Sign up here

Just Posted

Cranbrook Bucks add veteran blueliner to defensive corps

A veteran blueliner has joined the Cranbrook Bucks defensive corps. Carson Kurylo… Continue reading

Conservation officers rescue elk calf, take it to wildlife rehab centre

Members with the B.C. Conservation Officer Service recently rescued a dehydrated and… Continue reading

City of Cranbrook, WildSafeBC report uptick in aggressive deer

WildSafeBC says it’s important to ensure that deer don’t make your yard their home

Chernove set to take on epic 1,000 kilometre cycling challenge

A local Paralympian is taking on an epic cycling challenge. Tristen Chernove… Continue reading

From baseball stars to forest fires: Southeast Fire Centre water bomber has an interesting past

Tanker 489 is stationed in Castlegar this year, but in the 1960s it belonged to the L.A. Dodgers.

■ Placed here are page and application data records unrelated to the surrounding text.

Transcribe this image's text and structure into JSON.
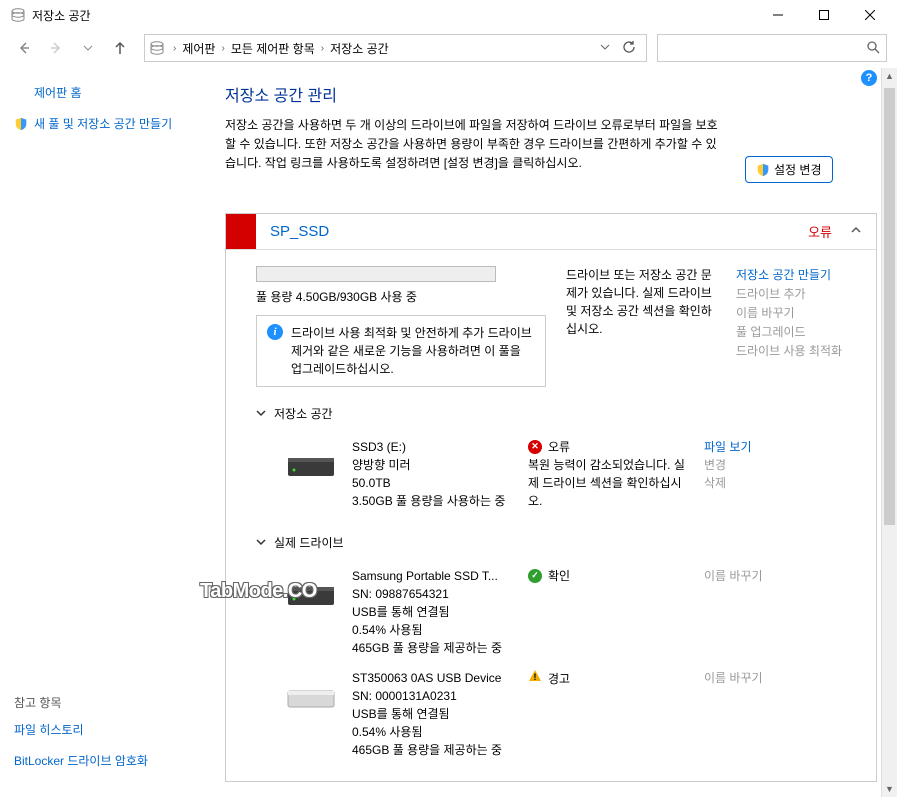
{
  "window": {
    "title": "저장소 공간"
  },
  "breadcrumb": {
    "items": [
      "제어판",
      "모든 제어판 항목",
      "저장소 공간"
    ]
  },
  "sidebar": {
    "home": "제어판 홈",
    "create_pool": "새 풀 및 저장소 공간 만들기",
    "see_also_title": "참고 항목",
    "see_also": [
      "파일 히스토리",
      "BitLocker 드라이브 암호화"
    ]
  },
  "content": {
    "title": "저장소 공간 관리",
    "description": "저장소 공간을 사용하면 두 개 이상의 드라이브에 파일을 저장하여 드라이브 오류로부터 파일을 보호할 수 있습니다. 또한 저장소 공간을 사용하면 용량이 부족한 경우 드라이브를 간편하게 추가할 수 있습니다. 작업 링크를 사용하도록 설정하려면 [설정 변경]을 클릭하십시오.",
    "change_settings": "설정 변경"
  },
  "pool": {
    "name": "SP_SSD",
    "error_label": "오류",
    "capacity": "풀 용량 4.50GB/930GB 사용 중",
    "problem_text": "드라이브 또는 저장소 공간 문제가 있습니다. 실제 드라이브 및 저장소 공간 섹션을 확인하십시오.",
    "actions": {
      "create_space": "저장소 공간 만들기",
      "add_drive": "드라이브 추가",
      "rename": "이름 바꾸기",
      "upgrade": "풀 업그레이드",
      "optimize": "드라이브 사용 최적화"
    },
    "info_msg": "드라이브 사용 최적화 및 안전하게 추가 드라이브 제거와 같은 새로운 기능을 사용하려면 이 풀을 업그레이드하십시오."
  },
  "sections": {
    "spaces": "저장소 공간",
    "drives": "실제 드라이브"
  },
  "space": {
    "name": "SSD3 (E:)",
    "type": "양방향 미러",
    "size": "50.0TB",
    "usage": "3.50GB 풀 용량을 사용하는 중",
    "status_label": "오류",
    "status_detail": "복원 능력이 감소되었습니다. 실제 드라이브 섹션을 확인하십시오.",
    "actions": {
      "view": "파일 보기",
      "change": "변경",
      "delete": "삭제"
    }
  },
  "drives": [
    {
      "name": "Samsung Portable SSD T...",
      "sn": "SN: 09887654321",
      "conn": "USB를 통해 연결됨",
      "used": "0.54% 사용됨",
      "cap": "465GB 풀 용량을 제공하는 중",
      "status": "확인",
      "status_type": "ok",
      "action": "이름 바꾸기"
    },
    {
      "name": "ST350063 0AS USB Device",
      "sn": "SN: 0000131A0231",
      "conn": "USB를 통해 연결됨",
      "used": "0.54% 사용됨",
      "cap": "465GB 풀 용량을 제공하는 중",
      "status": "경고",
      "status_type": "warn",
      "action": "이름 바꾸기"
    }
  ],
  "watermark": "TabMode.CO"
}
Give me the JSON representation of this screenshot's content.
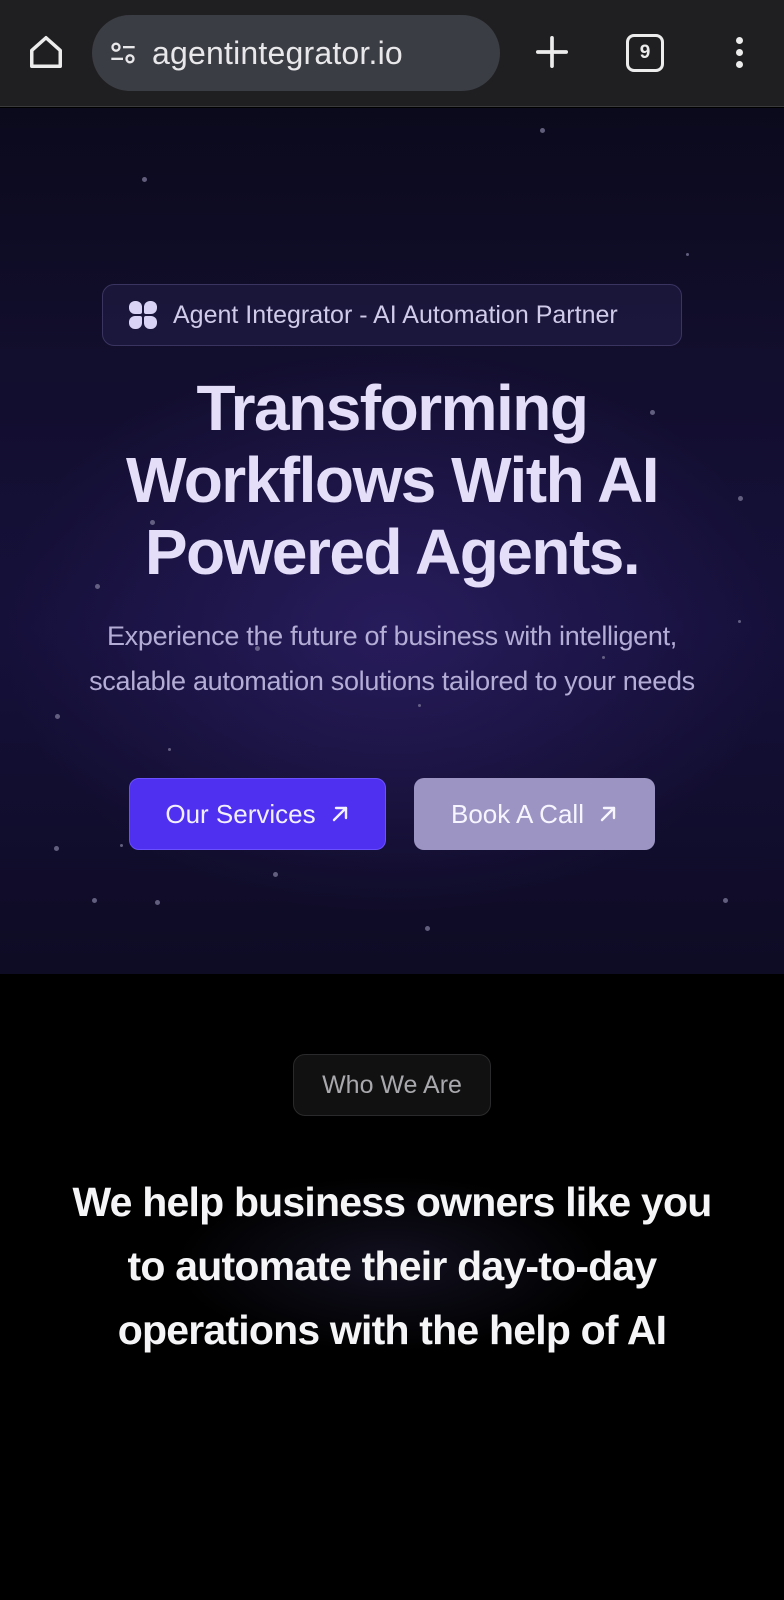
{
  "browser": {
    "url": "agentintegrator.io",
    "tab_count": "9"
  },
  "hero": {
    "badge": "Agent Integrator - AI Automation Partner",
    "title_lines": [
      "Transforming",
      "Workflows With AI",
      "Powered Agents."
    ],
    "subtitle_lines": [
      "Experience the future of business with intelligent,",
      "scalable automation solutions tailored to your needs"
    ],
    "primary_button": "Our Services",
    "secondary_button": "Book A Call"
  },
  "about": {
    "badge": "Who We Are",
    "title_lines": [
      "We help business owners like you",
      "to automate their day-to-day",
      "operations with the help of AI"
    ]
  },
  "icons": {
    "home": "home-icon",
    "site_settings": "site-settings-icon",
    "new_tab": "plus-icon",
    "menu": "more-vert-icon",
    "badge": "four-petal-logo-icon",
    "arrow": "arrow-up-right-icon"
  },
  "colors": {
    "browser_bar": "#1f1f21",
    "hero_bg": "#15103a",
    "primary_button": "#4f2ff0",
    "secondary_button": "#9c95c4",
    "title": "#e4def9"
  }
}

B.C. sees 25 new COVID-19 cases, community exposure tracked

One death, outbreaks remain in two long-term care facilities

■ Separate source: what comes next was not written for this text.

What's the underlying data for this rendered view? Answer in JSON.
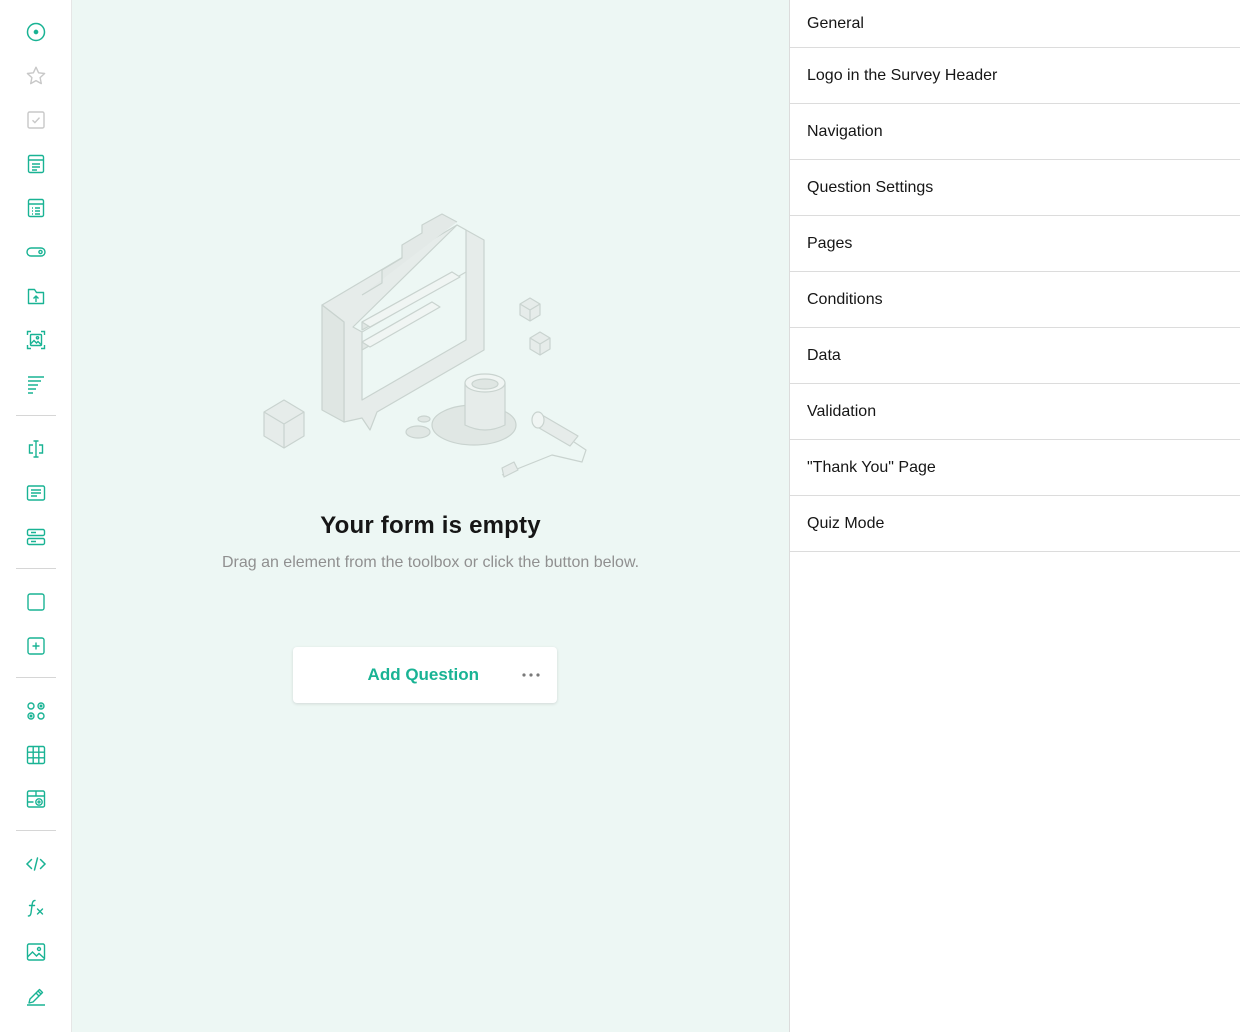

VIDEO: Vancouver Island cat missing 18 months reunited with family

Blue the cat found at Victoria museum 17 kilometres from home

COVID-19 cases identified in Kelowna, after public gatherings

Those who were downtown or at the waterfront from June 25 to July 6 maybe have been exposed to COVID-19.

VIDEO: Alberta man rescues baby eagle believed to be drowning in East Kootenay lake

Brett Bacon was boating on a lake in Windermere when he spotted the baby eagle struggling in the water

Conservationists raise concerns over state of care for grizzly cubs transferred to B.C. zoo

‘Let them be assessed now before their fate is sealed,’ urges B.C. conservationist Barb Murray

B.C.’s COVID-19 job recovery led by tourism, finance minister says

Okanagan a bright spot for in-province visitor economy

National Kitten Day aka the ‘purrfect’ day to foster a new friend

July 10 marks National Kitten Day, a special day to celebrate all things kittens

Lower Mainland YouTubers claim to be Kelowna display toilet ‘poopers’

RCMP can not speak to legitimacy of video, will be investigating

Haida matriarchs occupy ancient villages as fishing lodges reopen to visitors

‘Daughters of the rivers’ say occupation follows two fishing lodges reopening without Haida consent

Most Read